Rio de Janeiro

Cinthia Marcelle, em entre para perante (in between for before), 2015, acrylic paint on fabric, shoelaces on hardware, dimensions variable. Photo: Jaime Acioli.

Cinthia Marcelle, em entre para perante (in between for before), 2015, acrylic paint on fabric, shoelaces on hardware, dimensions variable. Photo: Jaime Acioli.

Cinthia Marcelle

Silvia Cintra Galeria de Arte + Box 4

Cinthia Marcelle, em entre para perante (in between for before), 2015, acrylic paint on fabric, shoelaces on hardware, dimensions variable. Photo: Jaime Acioli.
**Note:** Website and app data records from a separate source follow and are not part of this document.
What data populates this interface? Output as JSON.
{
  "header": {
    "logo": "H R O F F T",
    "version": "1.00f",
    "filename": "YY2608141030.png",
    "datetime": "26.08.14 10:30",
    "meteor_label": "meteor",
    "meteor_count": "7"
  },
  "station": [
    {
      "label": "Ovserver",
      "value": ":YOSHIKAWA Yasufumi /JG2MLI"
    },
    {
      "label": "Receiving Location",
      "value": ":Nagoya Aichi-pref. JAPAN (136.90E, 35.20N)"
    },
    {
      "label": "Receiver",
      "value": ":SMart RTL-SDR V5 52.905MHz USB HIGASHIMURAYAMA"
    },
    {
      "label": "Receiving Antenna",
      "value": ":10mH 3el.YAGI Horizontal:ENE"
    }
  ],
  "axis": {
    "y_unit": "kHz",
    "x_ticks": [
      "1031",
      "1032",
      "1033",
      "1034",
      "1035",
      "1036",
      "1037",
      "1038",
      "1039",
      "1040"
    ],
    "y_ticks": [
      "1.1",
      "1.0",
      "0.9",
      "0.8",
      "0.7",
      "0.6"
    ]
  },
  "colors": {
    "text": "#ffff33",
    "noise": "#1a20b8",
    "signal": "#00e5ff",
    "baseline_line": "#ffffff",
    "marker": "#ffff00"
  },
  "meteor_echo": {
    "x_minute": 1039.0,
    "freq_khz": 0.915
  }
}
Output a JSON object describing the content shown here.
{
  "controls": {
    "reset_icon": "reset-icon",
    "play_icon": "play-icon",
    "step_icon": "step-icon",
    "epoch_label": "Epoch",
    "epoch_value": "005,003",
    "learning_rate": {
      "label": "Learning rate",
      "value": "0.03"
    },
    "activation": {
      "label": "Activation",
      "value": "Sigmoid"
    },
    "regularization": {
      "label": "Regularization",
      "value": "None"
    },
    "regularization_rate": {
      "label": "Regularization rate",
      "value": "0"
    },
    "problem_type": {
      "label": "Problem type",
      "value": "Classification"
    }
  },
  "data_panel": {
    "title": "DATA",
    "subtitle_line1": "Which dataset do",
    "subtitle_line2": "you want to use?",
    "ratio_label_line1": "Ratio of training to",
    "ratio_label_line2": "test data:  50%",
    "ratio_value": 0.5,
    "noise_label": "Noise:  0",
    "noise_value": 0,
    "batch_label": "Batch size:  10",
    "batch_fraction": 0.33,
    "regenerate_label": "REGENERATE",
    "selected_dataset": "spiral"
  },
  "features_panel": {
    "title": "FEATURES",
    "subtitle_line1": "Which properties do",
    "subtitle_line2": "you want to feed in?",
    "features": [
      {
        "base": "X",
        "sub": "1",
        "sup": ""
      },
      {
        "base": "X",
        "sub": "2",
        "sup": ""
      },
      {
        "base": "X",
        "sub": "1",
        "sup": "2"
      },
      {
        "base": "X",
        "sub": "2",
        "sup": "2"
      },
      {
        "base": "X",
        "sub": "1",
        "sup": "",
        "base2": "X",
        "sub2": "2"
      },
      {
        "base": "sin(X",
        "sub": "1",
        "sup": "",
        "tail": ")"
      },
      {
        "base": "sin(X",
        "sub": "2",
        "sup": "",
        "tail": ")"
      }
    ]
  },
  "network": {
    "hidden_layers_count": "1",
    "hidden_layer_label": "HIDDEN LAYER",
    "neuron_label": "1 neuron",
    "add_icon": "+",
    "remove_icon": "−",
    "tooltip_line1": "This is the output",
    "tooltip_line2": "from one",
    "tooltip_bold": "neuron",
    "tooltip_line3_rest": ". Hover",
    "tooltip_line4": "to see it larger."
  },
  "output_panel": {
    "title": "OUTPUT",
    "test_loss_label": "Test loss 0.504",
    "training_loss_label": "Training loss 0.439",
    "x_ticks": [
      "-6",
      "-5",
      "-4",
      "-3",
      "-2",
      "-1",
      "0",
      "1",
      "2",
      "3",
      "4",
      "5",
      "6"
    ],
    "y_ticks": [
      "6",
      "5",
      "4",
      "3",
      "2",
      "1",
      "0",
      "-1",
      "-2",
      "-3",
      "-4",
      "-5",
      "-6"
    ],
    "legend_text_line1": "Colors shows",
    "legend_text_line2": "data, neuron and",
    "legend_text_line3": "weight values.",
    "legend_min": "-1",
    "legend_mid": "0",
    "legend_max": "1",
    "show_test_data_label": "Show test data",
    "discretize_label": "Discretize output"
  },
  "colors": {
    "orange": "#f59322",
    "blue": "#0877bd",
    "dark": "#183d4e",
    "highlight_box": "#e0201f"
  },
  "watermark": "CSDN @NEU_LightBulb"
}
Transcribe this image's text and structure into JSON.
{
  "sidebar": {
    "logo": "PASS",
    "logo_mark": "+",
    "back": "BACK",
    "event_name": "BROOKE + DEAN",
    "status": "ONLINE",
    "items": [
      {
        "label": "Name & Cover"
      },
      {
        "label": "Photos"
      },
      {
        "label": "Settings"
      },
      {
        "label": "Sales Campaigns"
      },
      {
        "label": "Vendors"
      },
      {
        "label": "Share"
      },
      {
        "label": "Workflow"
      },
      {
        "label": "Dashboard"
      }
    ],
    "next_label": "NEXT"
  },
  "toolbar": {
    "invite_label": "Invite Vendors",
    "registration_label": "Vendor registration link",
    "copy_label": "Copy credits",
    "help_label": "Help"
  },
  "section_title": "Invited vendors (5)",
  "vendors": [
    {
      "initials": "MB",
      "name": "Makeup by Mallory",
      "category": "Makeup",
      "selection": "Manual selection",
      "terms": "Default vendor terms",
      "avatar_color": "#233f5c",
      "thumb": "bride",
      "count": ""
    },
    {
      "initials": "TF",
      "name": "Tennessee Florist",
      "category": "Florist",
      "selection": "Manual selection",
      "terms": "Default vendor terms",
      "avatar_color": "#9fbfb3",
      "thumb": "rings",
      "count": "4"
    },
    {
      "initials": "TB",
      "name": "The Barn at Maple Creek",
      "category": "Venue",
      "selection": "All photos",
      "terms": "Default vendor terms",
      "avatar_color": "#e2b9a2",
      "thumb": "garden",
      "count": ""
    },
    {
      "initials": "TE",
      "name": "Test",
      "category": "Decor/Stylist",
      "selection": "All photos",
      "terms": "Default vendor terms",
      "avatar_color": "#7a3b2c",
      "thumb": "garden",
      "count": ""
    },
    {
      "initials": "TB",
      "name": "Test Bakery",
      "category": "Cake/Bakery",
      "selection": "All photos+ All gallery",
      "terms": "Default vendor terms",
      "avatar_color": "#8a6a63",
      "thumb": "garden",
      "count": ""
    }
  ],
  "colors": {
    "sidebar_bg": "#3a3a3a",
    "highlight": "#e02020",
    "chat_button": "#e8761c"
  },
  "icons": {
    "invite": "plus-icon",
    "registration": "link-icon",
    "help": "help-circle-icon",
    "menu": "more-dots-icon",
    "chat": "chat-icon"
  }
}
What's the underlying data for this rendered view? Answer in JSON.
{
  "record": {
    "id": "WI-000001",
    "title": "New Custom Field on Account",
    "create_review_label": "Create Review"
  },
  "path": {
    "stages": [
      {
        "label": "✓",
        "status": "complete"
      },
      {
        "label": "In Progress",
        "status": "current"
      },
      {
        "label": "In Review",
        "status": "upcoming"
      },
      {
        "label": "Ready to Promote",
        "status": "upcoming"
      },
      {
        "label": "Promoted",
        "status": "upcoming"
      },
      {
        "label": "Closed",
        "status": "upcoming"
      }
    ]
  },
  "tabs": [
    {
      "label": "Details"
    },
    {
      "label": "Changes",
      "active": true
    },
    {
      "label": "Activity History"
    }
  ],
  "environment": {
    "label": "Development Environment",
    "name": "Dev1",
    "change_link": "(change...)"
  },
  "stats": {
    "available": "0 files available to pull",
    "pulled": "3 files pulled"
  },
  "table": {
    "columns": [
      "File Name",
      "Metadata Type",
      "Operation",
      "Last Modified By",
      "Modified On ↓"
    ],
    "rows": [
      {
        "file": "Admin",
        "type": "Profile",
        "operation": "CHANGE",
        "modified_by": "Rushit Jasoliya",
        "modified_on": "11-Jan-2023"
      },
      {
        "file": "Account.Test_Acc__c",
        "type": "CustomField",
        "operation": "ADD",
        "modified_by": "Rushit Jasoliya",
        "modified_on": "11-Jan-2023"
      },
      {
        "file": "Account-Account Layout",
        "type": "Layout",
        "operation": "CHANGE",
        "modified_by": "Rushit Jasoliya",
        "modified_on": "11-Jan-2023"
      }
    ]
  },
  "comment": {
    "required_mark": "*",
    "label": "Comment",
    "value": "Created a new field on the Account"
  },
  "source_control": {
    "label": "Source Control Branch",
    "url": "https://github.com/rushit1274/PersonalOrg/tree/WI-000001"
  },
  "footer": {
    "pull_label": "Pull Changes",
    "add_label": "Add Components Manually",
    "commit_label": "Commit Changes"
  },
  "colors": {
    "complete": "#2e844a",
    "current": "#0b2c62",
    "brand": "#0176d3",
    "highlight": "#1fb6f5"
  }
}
These days, viewers have to enter art galleries ready for anything. And yet there are still certain basic things they usually do expect to find, such as explanatory shortcuts: either a critical text, a title, or an anecdote about the conception of the work on display that provides a hint of meaning or topicality—or, at the very least, a familiar kind of opaqueness that recurs often enough to reassure us, as viewers, that we are well-moored in the realm of contemporary art. It may be going too far to claim that Cinthia Marcelle’s recent show “em entre para perante”(in between for before) subverts these expectations, but it certainly does manipulate and detourn them in a deliberate, subtle manner.

The exhibition comprised neither discrete art objects nor dispersed and heterogeneous elements in a conventional installation. Instead, it featured a single 2015 work, after which the exhibition was titled, consisting of a vast array of tools wrapped in black shoelaces arranged on the floor, juxtaposed with sheets of white fabric—with white stripes painted atop black—that hung from the surrounding walls. The overall contrast of black and white resulted in an understated chromatic cohesion that brought the two parts together, implicating the white cube as a whole.

Arranged in stripes, the tools themselves became painterly. Conversely, the striped paintings registered as objects—some of them flags, some hanging like bedsheets, others tied in knots. The narrative reference at play might not have been obvious at first glance, but it soon became apparent. The tied pieces of fabric evoked the use of bedsheets in prison escapes, and the tools clearly corroborated the reference. With almost no elements at eye level, viewers had to look either up or down all the time; thus apprehended, the architecture took on an unexpected claustrophobic affect that conjured the ghost of another place where black, white, and gray possess a much bleaker connotation. The arrangement also intensified the palpable sense of manual labor pervading the show, for instance in the obsessive wrapping of the tools or in the knotting of fabric. Consequently, one’s own body felt subtly displaced, evoking the memory of other bodies that are subjected to discipline and labor, but whose desires are irreducible to the instrumental. The architect was also visible in the one tool that broke the gridded pattern on the floor, an open pair of shears. Its X shape animated it, as if it were a wandering spider in a defensive position. It was in such formal and allusive details that the metaphor of escape became most cogent.

Finally, almost hidden at the far end of the back corridor, a clipboard hanging from the wall displayed a faxed photograph of ropes coming out of an open manhole, an image whose faded appearance made it seem strikingly melancholic and unreal. Its title, Manifesto, signals the disappearing relevance of the avant-gardes. The knowledge that Marcelle had sent the same fax every day to the gallery during the show strikes one as an almost hopeless compensation for this loss; the gesture functions as a mournful reflection on the resonance between an outdated technology and the anonymous histories to which those bodily traces allude. In a show that thrived on oppositions, the explanatory narrative literally became a vanishing mediator.

Sérgio B. Martins